The usage of the French language won’t be a problem at the next Olympic Games, as the 2024 Summer Olympics will be held in Paris. This, of course, is fantastic information for France and all the French-speaking nations, as hosting the Olympics is considered a great honour.
It holds a special significance considering all the history and the role France played in restoring the Olympics to their former glory. Paris 2024 will be an excellent opportunity to rekindle the spirit of the first modern Olympic Games and celebrate the achievements of Pierre de Coubertin.
Ivan Coste-Manière, vice-president of the Francophone Association of Olympic Academies, said, “Paris 2024 is a unique opportunity, let us say even historic, to put the French language back in the spotlight within the Olympic movement.
Indeed, it’s a special opportunity for the French language to be at the heart of the whole event once again, bringing attention to its historic value within the Olympics context and its role today.
Games of the XXXIII Olympiad will begin on Friday, July 26 and end on Sunday, August 11, 2024.
The Importance of the Olympics
Since the very first Olympic Games, the competition has always played a vital role in the communities that participated in it. In ancient Greece, it was a festival of virtues and physical excellence, a religious holiday, an opportunity to express political opinions, and, perhaps most importantly, a chance for people to celebrate together, enjoying their champions and taking a well-deserved break from day-to-day hardships.

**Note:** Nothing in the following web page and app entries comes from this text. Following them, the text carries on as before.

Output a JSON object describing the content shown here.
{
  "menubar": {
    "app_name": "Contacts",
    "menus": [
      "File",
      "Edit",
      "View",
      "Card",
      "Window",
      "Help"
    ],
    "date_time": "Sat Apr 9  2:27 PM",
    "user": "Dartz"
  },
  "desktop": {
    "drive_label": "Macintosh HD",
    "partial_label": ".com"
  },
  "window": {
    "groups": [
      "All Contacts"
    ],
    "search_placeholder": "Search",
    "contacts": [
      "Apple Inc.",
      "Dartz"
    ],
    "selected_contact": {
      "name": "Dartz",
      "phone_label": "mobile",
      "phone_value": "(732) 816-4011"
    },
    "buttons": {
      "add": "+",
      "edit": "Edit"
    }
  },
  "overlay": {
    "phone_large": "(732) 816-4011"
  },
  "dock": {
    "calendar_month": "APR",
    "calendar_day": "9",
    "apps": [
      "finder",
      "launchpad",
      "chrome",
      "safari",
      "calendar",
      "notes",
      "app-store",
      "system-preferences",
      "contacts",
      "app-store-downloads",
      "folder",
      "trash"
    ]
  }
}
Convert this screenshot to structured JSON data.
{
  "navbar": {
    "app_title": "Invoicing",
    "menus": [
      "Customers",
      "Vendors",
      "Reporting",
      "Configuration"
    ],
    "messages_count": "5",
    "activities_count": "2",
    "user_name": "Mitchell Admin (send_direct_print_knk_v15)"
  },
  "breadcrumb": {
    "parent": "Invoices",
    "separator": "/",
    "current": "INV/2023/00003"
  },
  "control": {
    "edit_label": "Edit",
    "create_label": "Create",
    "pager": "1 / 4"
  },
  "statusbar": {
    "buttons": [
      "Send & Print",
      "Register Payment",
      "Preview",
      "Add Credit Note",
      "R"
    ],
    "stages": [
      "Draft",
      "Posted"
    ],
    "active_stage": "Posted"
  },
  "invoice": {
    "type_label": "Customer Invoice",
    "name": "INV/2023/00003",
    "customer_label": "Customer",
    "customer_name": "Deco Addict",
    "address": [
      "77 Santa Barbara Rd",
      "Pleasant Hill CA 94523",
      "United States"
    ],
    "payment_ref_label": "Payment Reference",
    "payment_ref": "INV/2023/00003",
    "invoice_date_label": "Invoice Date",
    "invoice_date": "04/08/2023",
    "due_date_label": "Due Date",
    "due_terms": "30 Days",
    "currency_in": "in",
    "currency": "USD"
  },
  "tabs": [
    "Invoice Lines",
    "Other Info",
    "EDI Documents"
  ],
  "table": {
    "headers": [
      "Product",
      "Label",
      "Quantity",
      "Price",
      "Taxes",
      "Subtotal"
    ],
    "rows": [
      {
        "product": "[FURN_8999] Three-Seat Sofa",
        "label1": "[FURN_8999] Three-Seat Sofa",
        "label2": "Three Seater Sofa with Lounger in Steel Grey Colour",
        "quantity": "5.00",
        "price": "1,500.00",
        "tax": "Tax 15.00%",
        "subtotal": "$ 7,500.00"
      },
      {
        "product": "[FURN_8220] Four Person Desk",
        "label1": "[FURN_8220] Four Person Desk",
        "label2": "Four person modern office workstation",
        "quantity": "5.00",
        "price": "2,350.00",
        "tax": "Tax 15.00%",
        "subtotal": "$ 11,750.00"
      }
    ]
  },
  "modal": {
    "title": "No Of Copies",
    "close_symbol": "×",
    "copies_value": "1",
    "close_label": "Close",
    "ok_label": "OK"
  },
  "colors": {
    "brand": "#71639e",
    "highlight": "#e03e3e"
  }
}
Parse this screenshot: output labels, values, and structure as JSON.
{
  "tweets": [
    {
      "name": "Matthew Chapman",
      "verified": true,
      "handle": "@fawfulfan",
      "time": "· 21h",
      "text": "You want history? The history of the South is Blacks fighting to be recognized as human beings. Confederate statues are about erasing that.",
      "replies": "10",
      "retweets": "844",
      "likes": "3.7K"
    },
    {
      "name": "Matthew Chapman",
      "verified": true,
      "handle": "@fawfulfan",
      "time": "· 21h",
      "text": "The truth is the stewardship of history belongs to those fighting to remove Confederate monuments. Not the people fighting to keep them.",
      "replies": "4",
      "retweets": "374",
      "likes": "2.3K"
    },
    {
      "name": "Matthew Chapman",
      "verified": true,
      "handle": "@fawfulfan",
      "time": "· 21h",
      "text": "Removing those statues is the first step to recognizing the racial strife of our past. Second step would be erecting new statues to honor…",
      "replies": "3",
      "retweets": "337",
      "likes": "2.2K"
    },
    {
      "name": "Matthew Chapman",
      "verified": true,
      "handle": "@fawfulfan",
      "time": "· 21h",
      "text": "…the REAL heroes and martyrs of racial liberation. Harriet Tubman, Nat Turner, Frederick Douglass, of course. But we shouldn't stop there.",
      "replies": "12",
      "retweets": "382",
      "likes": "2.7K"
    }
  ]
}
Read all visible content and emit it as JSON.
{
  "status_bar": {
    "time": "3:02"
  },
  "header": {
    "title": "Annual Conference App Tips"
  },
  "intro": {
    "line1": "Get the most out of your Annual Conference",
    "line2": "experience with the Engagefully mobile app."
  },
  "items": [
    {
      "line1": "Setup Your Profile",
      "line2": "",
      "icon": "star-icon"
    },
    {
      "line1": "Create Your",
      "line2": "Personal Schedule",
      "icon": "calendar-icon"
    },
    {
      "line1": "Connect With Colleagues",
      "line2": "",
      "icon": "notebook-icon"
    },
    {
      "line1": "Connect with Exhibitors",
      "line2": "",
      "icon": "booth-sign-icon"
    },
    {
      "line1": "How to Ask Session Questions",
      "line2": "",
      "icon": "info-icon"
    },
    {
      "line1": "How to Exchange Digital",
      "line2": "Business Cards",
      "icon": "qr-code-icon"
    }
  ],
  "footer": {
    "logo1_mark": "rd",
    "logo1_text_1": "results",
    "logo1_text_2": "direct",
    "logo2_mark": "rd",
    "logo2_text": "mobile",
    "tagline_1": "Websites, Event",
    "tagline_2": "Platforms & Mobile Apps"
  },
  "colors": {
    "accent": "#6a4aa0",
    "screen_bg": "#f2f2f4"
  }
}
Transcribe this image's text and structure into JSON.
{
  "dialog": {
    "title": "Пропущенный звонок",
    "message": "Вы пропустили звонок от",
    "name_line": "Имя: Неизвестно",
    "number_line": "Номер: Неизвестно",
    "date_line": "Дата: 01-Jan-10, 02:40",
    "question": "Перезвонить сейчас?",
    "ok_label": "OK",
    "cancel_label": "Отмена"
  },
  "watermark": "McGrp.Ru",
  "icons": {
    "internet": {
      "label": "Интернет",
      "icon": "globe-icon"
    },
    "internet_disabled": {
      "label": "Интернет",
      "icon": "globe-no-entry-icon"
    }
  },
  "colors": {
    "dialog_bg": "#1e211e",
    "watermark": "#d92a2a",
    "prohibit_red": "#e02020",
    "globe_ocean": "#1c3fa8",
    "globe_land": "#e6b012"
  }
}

Today, the Olympics is also about bringing people together, in fact, gathering more than 200 nations in order to celebrate exceptional athletes of the world. It’s a peaceful competition focused on highlighting shared values and history, as well as promoting sports and those who love them.
It’s the ultimate fulfilment of Coubertin’s vision about people coming together to enjoy physical activities and achieving new impossibles.
The French language is significant in the context of the Olympics history, which is why it’s one of its official languages. Unfortunately, we observe the decline in how often French is being utilized during every Olympics. This occurs especially in non-French-speaking countries, which is why organizations such as the International Francophone Organization are so important.
We hope this article answered the question about the French language at the Olympics well. If you wish to learn more interesting information, for example, what are 9 Most Spoken Languages in the US or Olympic Accomplishments for Smaller Countries, visit our blog.
And if you’re in need of simultaneous interpretation services or conference interpreting, we can help you. Contact us, and we will gladly answer all your questions.